▸ Website and app data records
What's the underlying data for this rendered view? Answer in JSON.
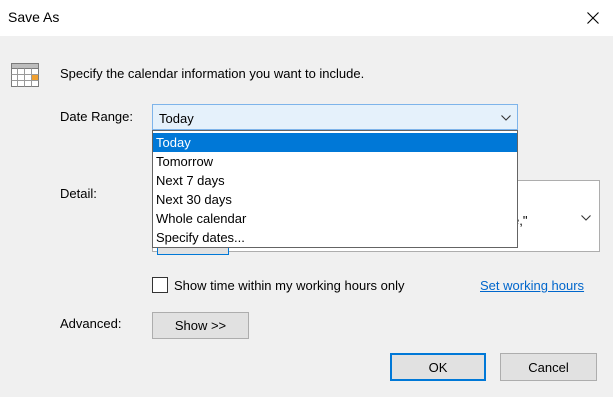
{
  "window": {
    "title": "Save As",
    "close_glyph": "✕"
  },
  "intro": "Specify the calendar information you want to include.",
  "date_range": {
    "label": "Date Range:",
    "selected": "Today",
    "options": [
      "Today",
      "Tomorrow",
      "Next 7 days",
      "Next 30 days",
      "Whole calendar",
      "Specify dates..."
    ]
  },
  "detail": {
    "label": "Detail:",
    "visible_fragment": "tive,\""
  },
  "working_hours": {
    "checkbox_label": "Show time within my working hours only",
    "checked": false,
    "link": "Set working hours"
  },
  "advanced": {
    "label": "Advanced:",
    "show_button": "Show >>"
  },
  "buttons": {
    "ok": "OK",
    "cancel": "Cancel"
  },
  "icons": {
    "calendar": "calendar-icon",
    "dropdown": "chevron-down-icon",
    "close": "close-icon"
  },
  "colors": {
    "selection": "#0078d7",
    "combo_focus_bg": "#e5f1fb",
    "link": "#0066cc"
  }
}
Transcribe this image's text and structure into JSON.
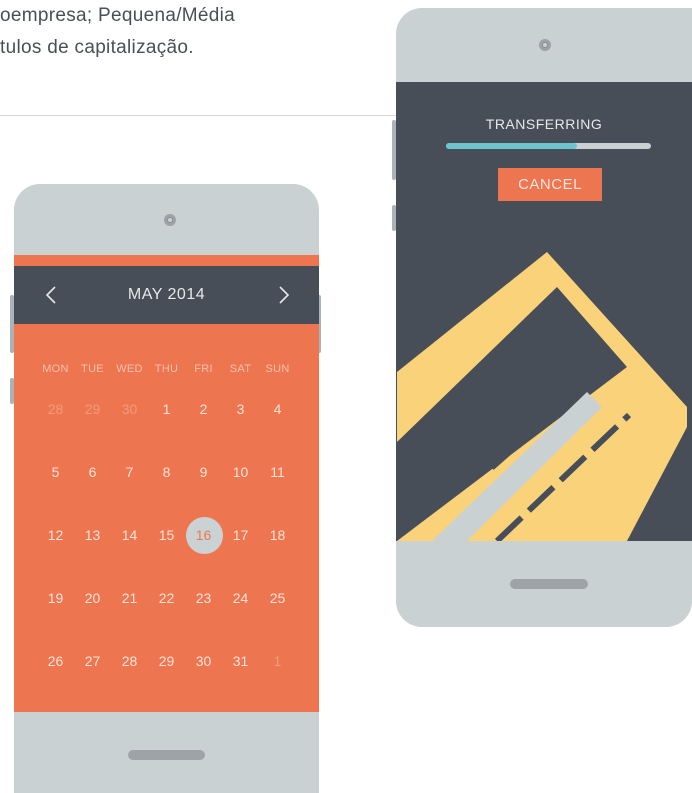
{
  "intro": {
    "line1": "oempresa; Pequena/Média",
    "line2": "tulos de capitalização."
  },
  "calendar": {
    "month_label": "MAY  2014",
    "prev_icon": "chevron-left-icon",
    "next_icon": "chevron-right-icon",
    "weekdays": [
      "MON",
      "TUE",
      "WED",
      "THU",
      "FRI",
      "SAT",
      "SUN"
    ],
    "days": [
      [
        "28",
        "29",
        "30",
        "1",
        "2",
        "3",
        "4"
      ],
      [
        "5",
        "6",
        "7",
        "8",
        "9",
        "10",
        "11"
      ],
      [
        "12",
        "13",
        "14",
        "15",
        "16",
        "17",
        "18"
      ],
      [
        "19",
        "20",
        "21",
        "22",
        "23",
        "24",
        "25"
      ],
      [
        "26",
        "27",
        "28",
        "29",
        "30",
        "31",
        "1"
      ]
    ],
    "muted_leading": 3,
    "muted_trailing": 1,
    "selected_day": "16",
    "colors": {
      "accent": "#ed7651",
      "header": "#474e57",
      "body": "#c9d1d3"
    }
  },
  "transfer": {
    "title": "TRANSFERRING",
    "progress": 0.64,
    "cancel_label": "CANCEL",
    "card_icon": "credit-card-icon",
    "colors": {
      "bar": "#6cc4cc",
      "card": "#fad27a",
      "button": "#ed7651"
    }
  }
}
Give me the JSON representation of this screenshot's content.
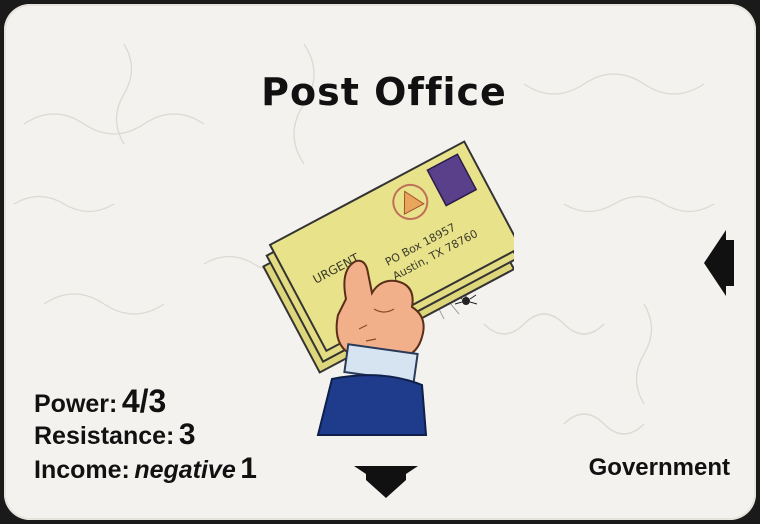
{
  "card": {
    "title": "Post Office",
    "stats": {
      "power_label": "Power:",
      "power_value": "4/3",
      "resistance_label": "Resistance:",
      "resistance_value": "3",
      "income_label": "Income:",
      "income_qualifier": "negative",
      "income_value": "1"
    },
    "alignment": "Government",
    "envelope": {
      "label": "URGENT",
      "address_line1": "PO Box 18957",
      "address_line2": "Austin, TX 78760"
    },
    "arrows": [
      "arrow-left-icon",
      "arrow-down-icon"
    ],
    "colors": {
      "card_bg": "#f4f2ee",
      "text": "#111111",
      "envelope": "#e8e28a",
      "sleeve": "#1f3c8c"
    }
  }
}
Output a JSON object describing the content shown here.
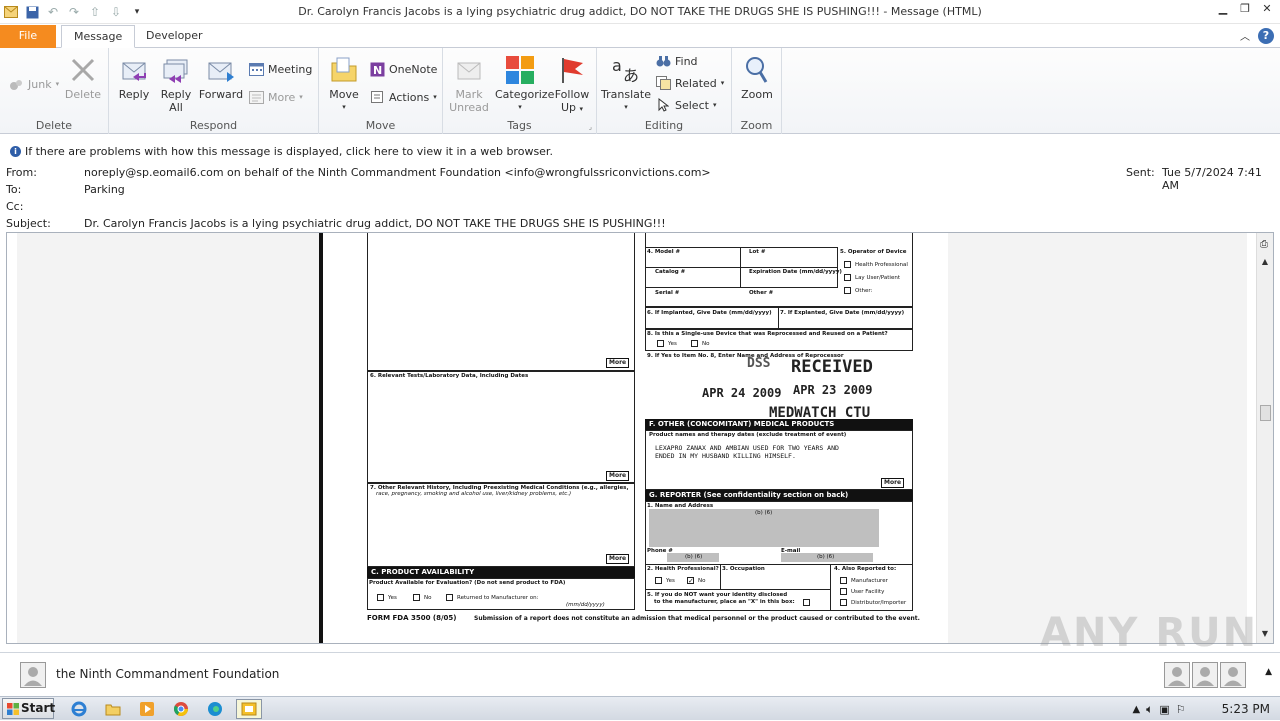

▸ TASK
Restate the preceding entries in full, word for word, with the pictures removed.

▸ TASK RESULT
What's the underlying data for this rendered view? Answer in JSON.
{
  "window": {
    "title": "Save As",
    "close_glyph": "✕"
  },
  "intro": "Specify the calendar information you want to include.",
  "date_range": {
    "label": "Date Range:",
    "selected": "Today",
    "options": [
      "Today",
      "Tomorrow",
      "Next 7 days",
      "Next 30 days",
      "Whole calendar",
      "Specify dates..."
    ]
  },
  "detail": {
    "label": "Detail:",
    "visible_fragment": "tive,\""
  },
  "working_hours": {
    "checkbox_label": "Show time within my working hours only",
    "checked": false,
    "link": "Set working hours"
  },
  "advanced": {
    "label": "Advanced:",
    "show_button": "Show >>"
  },
  "buttons": {
    "ok": "OK",
    "cancel": "Cancel"
  },
  "icons": {
    "calendar": "calendar-icon",
    "dropdown": "chevron-down-icon",
    "close": "close-icon"
  },
  "colors": {
    "selection": "#0078d7",
    "combo_focus_bg": "#e5f1fb",
    "link": "#0066cc"
  }
}
Transcribe this image's text and structure into JSON.
{
  "intro": {
    "line1": "oempresa; Pequena/Média",
    "line2": "tulos de capitalização."
  },
  "calendar": {
    "month_label": "MAY  2014",
    "prev_icon": "chevron-left-icon",
    "next_icon": "chevron-right-icon",
    "weekdays": [
      "MON",
      "TUE",
      "WED",
      "THU",
      "FRI",
      "SAT",
      "SUN"
    ],
    "days": [
      [
        "28",
        "29",
        "30",
        "1",
        "2",
        "3",
        "4"
      ],
      [
        "5",
        "6",
        "7",
        "8",
        "9",
        "10",
        "11"
      ],
      [
        "12",
        "13",
        "14",
        "15",
        "16",
        "17",
        "18"
      ],
      [
        "19",
        "20",
        "21",
        "22",
        "23",
        "24",
        "25"
      ],
      [
        "26",
        "27",
        "28",
        "29",
        "30",
        "31",
        "1"
      ]
    ],
    "muted_leading": 3,
    "muted_trailing": 1,
    "selected_day": "16",
    "colors": {
      "accent": "#ed7651",
      "header": "#474e57",
      "body": "#c9d1d3"
    }
  },
  "transfer": {
    "title": "TRANSFERRING",
    "progress": 0.64,
    "cancel_label": "CANCEL",
    "card_icon": "credit-card-icon",
    "colors": {
      "bar": "#6cc4cc",
      "card": "#fad27a",
      "button": "#ed7651"
    }
  }
}
Give me the JSON representation of this screenshot's content.
{
  "card": {
    "title": "Post Office",
    "stats": {
      "power_label": "Power:",
      "power_value": "4/3",
      "resistance_label": "Resistance:",
      "resistance_value": "3",
      "income_label": "Income:",
      "income_qualifier": "negative",
      "income_value": "1"
    },
    "alignment": "Government",
    "envelope": {
      "label": "URGENT",
      "address_line1": "PO Box 18957",
      "address_line2": "Austin, TX 78760"
    },
    "arrows": [
      "arrow-left-icon",
      "arrow-down-icon"
    ],
    "colors": {
      "card_bg": "#f4f2ee",
      "text": "#111111",
      "envelope": "#e8e28a",
      "sleeve": "#1f3c8c"
    }
  }
}
Output a JSON object describing the content shown here.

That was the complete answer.